“We’d have our Independent Party caucus and decide on our nominations and submit them to the Secretary of the State, and then the Danbury Republicans would also send in a list of Independent Party nominations that put up all Republicans across the entire state,” Telesca said. “The Secretary of the State would say, we got two candidates for the same ballot line, so now we can’t put anyone on the ballot.”
In 2018, a Connecticut Superior Court judge decided that Telesca’s Waterbury faction was the true Independent Party, and had the right to determine endorsements, which Telesca said has freed up the party to become more truly independent.
While the shift is noticeable in 2020’s state legislative elections, it has also played out on the local level with this fall’s municipal elections, where third parties can be particularly helpful due to minority representation requirements.
In Guilford, the town’s nine-person Board of Education cannot legally have more than five members of the same political party. In July, Republicans in Guilford nominated their five candidates for Board of Education, choosing not to endorse Republican incumbents but instead supporting five candidates advocating for the banning of critical race theory in schools.
In a two-party election, by state law three of those five anti-critical race theory candidates would have been elected by default, as Democrats could hold at most five seats on the board, and one Republican on the Board is not up for reelection.
To stop that from happening, Guilford’s Independent Party jumped in, nominating three unaffiliated candidates who opposed the banning of critical race theory and cross-endorsing two Democrats.
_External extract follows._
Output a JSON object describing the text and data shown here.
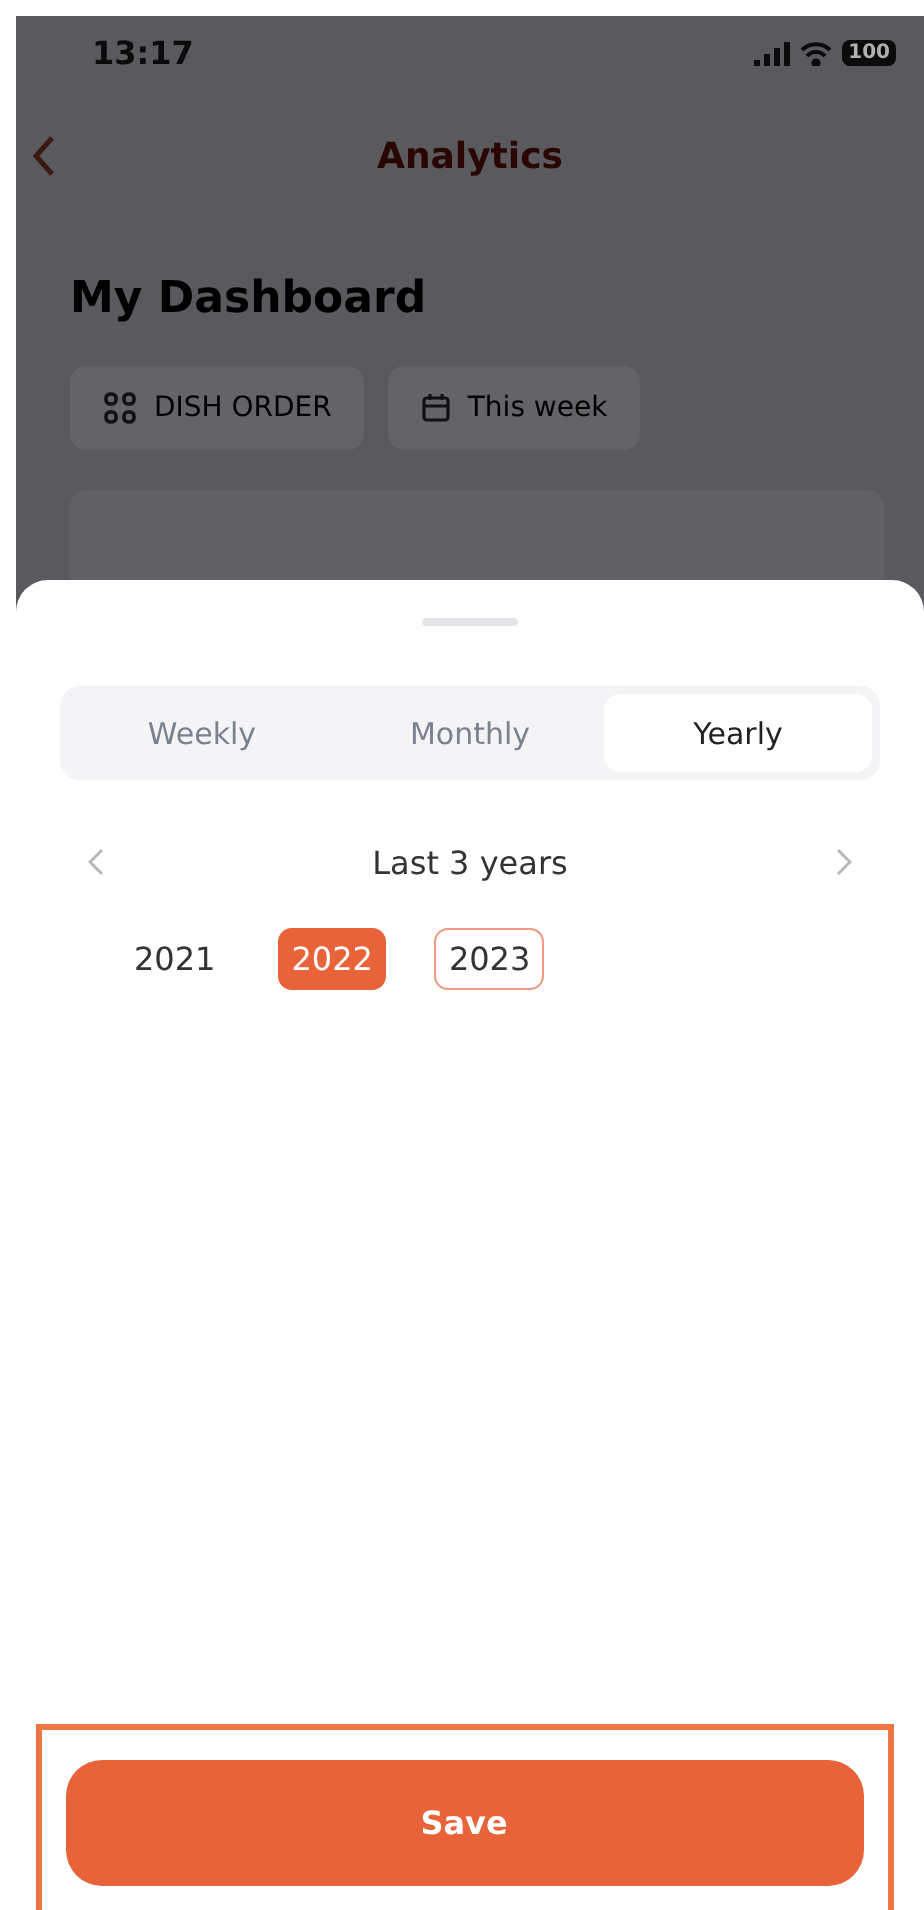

Now, voters could potentially choose five Democrats and three Independents, fully blocking the Republican nominees.
“The Republican candidates were well out of the mainstream in Guilford, and we thought we should give Guilford voters an alternative,” said Bill Bloss, a lawyer advising Connecticut’s Independent Party and a former Democratic Board of Education member.
Guilford Republican Town Committee Chair Paul Chello did not respond to a request for comment, but State Republican Chair Ben Proto put it simply: “The Democrats are trying to co-opt the Independent Party.”
According to Telesca, moving from a second ballot line for Republicans to being co-opted by Democrats is not the goal.
“We aren’t going to be a rubber stamp for any major party,” Telesca said. “Nobody owns us.”